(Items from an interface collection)
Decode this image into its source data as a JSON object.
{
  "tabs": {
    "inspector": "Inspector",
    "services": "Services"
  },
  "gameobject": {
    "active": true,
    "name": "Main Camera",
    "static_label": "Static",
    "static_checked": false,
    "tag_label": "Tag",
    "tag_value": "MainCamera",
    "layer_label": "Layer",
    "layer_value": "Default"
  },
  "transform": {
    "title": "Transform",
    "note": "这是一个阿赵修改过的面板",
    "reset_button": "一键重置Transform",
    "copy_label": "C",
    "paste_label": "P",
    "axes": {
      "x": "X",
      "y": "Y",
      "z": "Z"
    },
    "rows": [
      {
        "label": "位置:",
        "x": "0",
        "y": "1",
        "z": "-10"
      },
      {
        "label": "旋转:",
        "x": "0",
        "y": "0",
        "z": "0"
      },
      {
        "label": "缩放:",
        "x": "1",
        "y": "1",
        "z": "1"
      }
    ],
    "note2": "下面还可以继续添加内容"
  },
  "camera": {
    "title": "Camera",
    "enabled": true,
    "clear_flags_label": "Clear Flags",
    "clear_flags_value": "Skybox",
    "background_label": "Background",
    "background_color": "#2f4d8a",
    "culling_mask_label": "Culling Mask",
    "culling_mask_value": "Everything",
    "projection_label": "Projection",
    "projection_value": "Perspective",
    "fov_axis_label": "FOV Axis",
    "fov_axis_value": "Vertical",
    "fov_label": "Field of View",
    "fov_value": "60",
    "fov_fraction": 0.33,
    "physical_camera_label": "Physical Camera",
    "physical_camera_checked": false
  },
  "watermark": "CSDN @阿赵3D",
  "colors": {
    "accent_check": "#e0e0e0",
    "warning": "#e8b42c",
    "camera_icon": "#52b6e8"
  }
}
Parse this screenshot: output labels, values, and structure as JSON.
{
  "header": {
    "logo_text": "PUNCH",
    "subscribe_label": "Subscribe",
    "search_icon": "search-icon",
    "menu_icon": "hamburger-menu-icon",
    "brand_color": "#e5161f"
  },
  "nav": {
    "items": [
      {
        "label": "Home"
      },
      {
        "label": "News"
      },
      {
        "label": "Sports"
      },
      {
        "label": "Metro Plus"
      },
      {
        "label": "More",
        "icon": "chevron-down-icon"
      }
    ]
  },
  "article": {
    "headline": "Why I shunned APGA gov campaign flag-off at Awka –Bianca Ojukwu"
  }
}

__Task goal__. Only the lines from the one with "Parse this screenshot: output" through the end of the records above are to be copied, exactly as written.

__Response to the task__.
Parse this screenshot: output labels, values, and structure as JSON.
{
  "header": {
    "logo_text": "PUNCH",
    "subscribe_label": "Subscribe",
    "search_icon": "search-icon",
    "menu_icon": "hamburger-menu-icon",
    "brand_color": "#e5161f"
  },
  "nav": {
    "items": [
      {
        "label": "Home"
      },
      {
        "label": "News"
      },
      {
        "label": "Sports"
      },
      {
        "label": "Metro Plus"
      },
      {
        "label": "More",
        "icon": "chevron-down-icon"
      }
    ]
  },
  "article": {
    "headline": "Why I shunned APGA gov campaign flag-off at Awka –Bianca Ojukwu"
  }
}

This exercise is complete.